The opportunity to not only prevent death, but improve the quality of life by connecting with others on a personal level is something that is truly unique to family medicine and is another reason why choosing this specialty was a no-brainer.
Why did you choose to pursue your residency at Schulich Medicine & Dentistry?
Choosing to complete my residency training at Schulich Medicine & Dentistry in Windsor was an easy decision for me. Since I grew up in Amherstburg, after completing five years of medical school in Ireland, I wanted to come back home to complete my training.
Of course, despite growing up in the area all my life, the program in Windsor is phenomenal and filled with amazing teachers that I know will prepare me to practice family medicine and give back to the community that I grew up in after graduating.
What is the greatest lesson you have learned from your patients so far?
The greatest lesson that I have learned from my patients so far is that you treat the person just as much, if not more, than the disease.
As a doctor, I see people when they are in need and most vulnerable and it is during these times that they will be placing their faith in me to provide some form of either physical or mental help. That can mean writing a prescription, ordering tests, performing procedures or even just simply listening, which is something that is easily overlooked.
In clinical settings, particularly as young doctors, it is easy to get caught up in the heat of the moment, focus on the pathology, but lose sight of the most important aspect of practicing medicine, improving the person’s quality of life.
What is important to remember is that every patient I see is somebody’s boyfriend, girlfriend, father, mother, son, daughter. They do not exist simply for us to learn how to treat new and interesting diseases or practice procedures on.
My patients have taught, and continue to remind me, that it is important to not lose sight of that vulnerable person hiding behind the disease. As Patch Adams once said, “If you treat a disease you either win or lose, but if you treat a person you win no matter what the outcome”, which is a lesson that I finally understand thanks to my patients.
What does it mean to you to be the Chief Resident?
To me being the chief resident is a great privilege and represents the culmination of years of hard work. As an international medical graduate, the road to residency was a long and arduous one, but through dedication and a little bit of luck I was able to beat the odds. I would equate me being the chief resident in my home program to a young athlete that gets drafted to compete for his hometown team and then gets named captain.

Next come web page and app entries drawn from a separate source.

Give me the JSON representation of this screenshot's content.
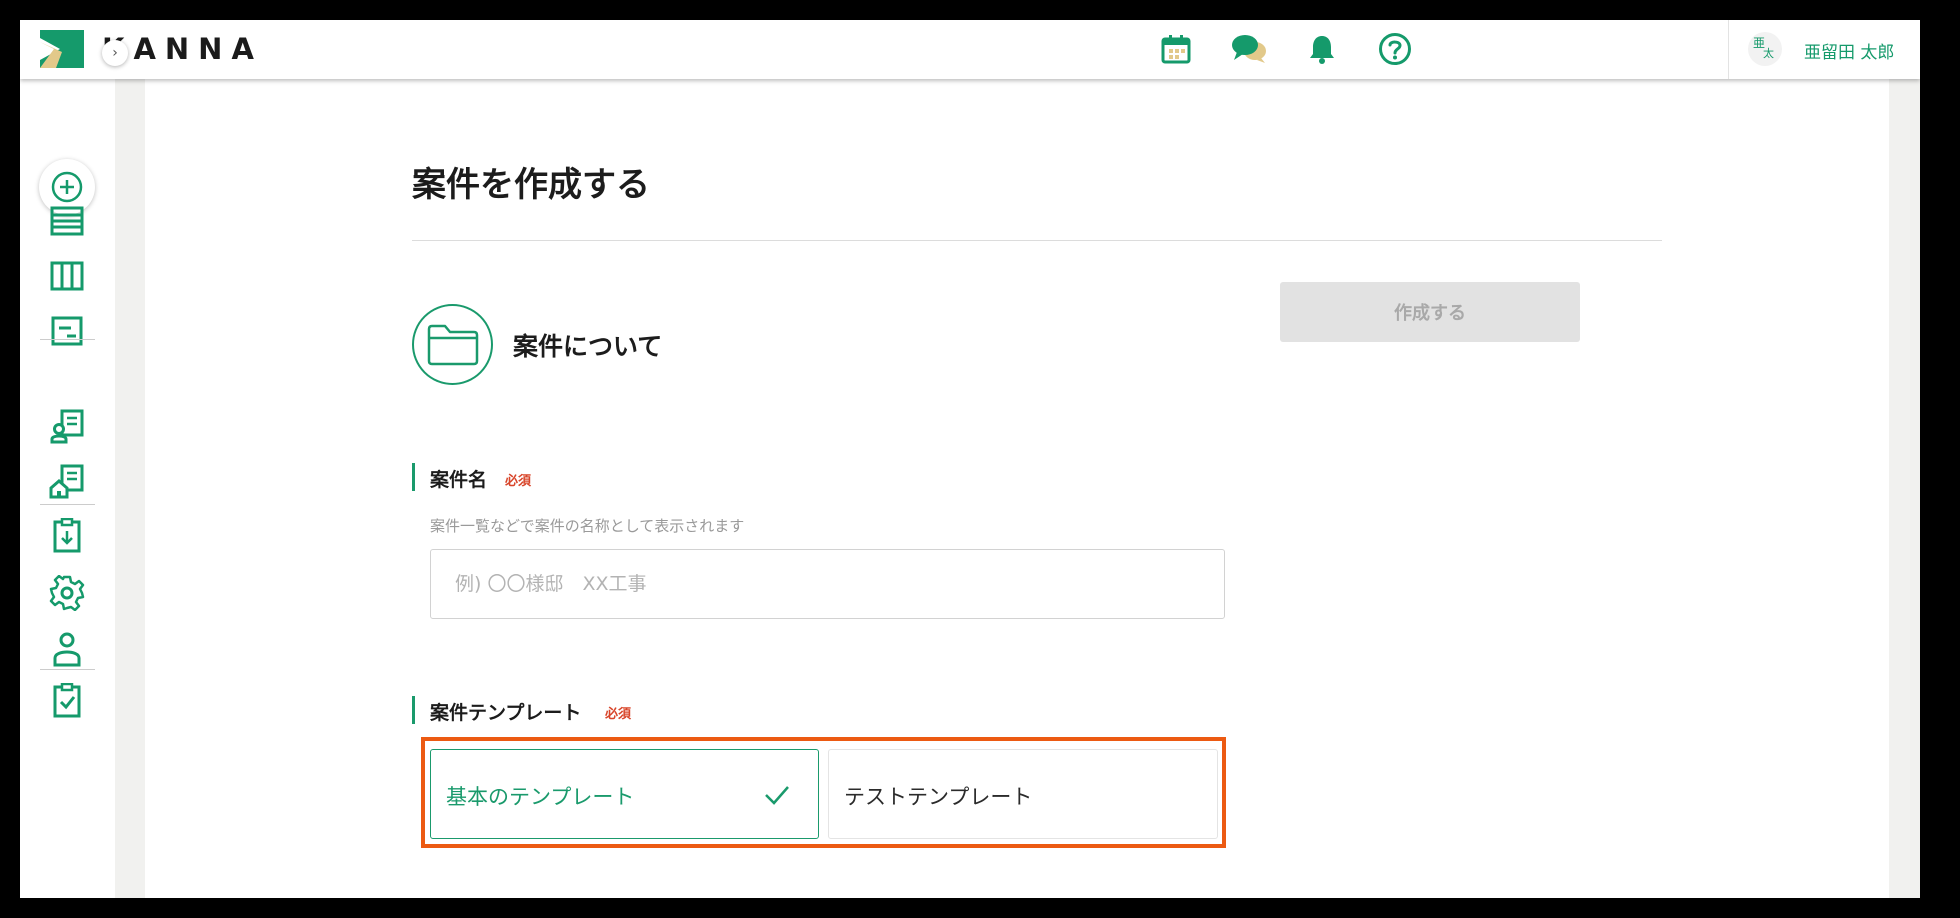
{
  "header": {
    "brand": "KANNA",
    "user": {
      "avatar_top": "亜",
      "avatar_bottom": "太",
      "name": "亜留田 太郎"
    },
    "icons": [
      "calendar-icon",
      "chat-icon",
      "bell-icon",
      "help-icon"
    ]
  },
  "sidebar": {
    "toggle": "›",
    "items": [
      "add-icon",
      "list-icon",
      "board-icon",
      "report-icon",
      "client-icon",
      "property-icon",
      "download-icon",
      "settings-icon",
      "user-icon",
      "task-icon"
    ]
  },
  "main": {
    "title": "案件を作成する",
    "create_button": "作成する",
    "section_title": "案件について",
    "name_field": {
      "label": "案件名",
      "required": "必須",
      "help": "案件一覧などで案件の名称として表示されます",
      "placeholder": "例) 〇〇様邸　XX工事",
      "value": ""
    },
    "template_field": {
      "label": "案件テンプレート",
      "required": "必須",
      "options": [
        {
          "label": "基本のテンプレート",
          "selected": true
        },
        {
          "label": "テストテンプレート",
          "selected": false
        }
      ]
    }
  },
  "colors": {
    "accent": "#1a9a6c",
    "required": "#d8452a",
    "highlight": "#ec5a12"
  }
}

It is a privelge, an honour and a dream come true.
What about your day-to-day work makes you most excited and/or the most anxious?
What makes me most excited about my day-to-day work is having the opportunity to teach and mentor medical students, but what makes me anxious is knowing that in about one year’s time residency will be over and I have no idea what the future will bring.
What would your fellow residents find most surprising about you?
I think my fellow residents would find that prior to starting residency, I worked at Romano’s Specialty Meats & Italian Deli in Amherstburg for 12 years.
What might be more surprising is that even during my medical school years in Ireland, every Christmas break and summer vacation, instead of taking time off, I would show up for my shift every day until it was time to go back to school. I believe that my time there helped shape me into the young doctor I am today.
If you could have one super power, what would it be and why?
If I could have one super power it would be power mimicry. Mastering this super power would enable me to absorb and master all the super powers, with my two favourites being atomkinesis and healing. With atomkinesis I could make every day a perfect day, and with my healing powers my on-call shifts would be a breeze.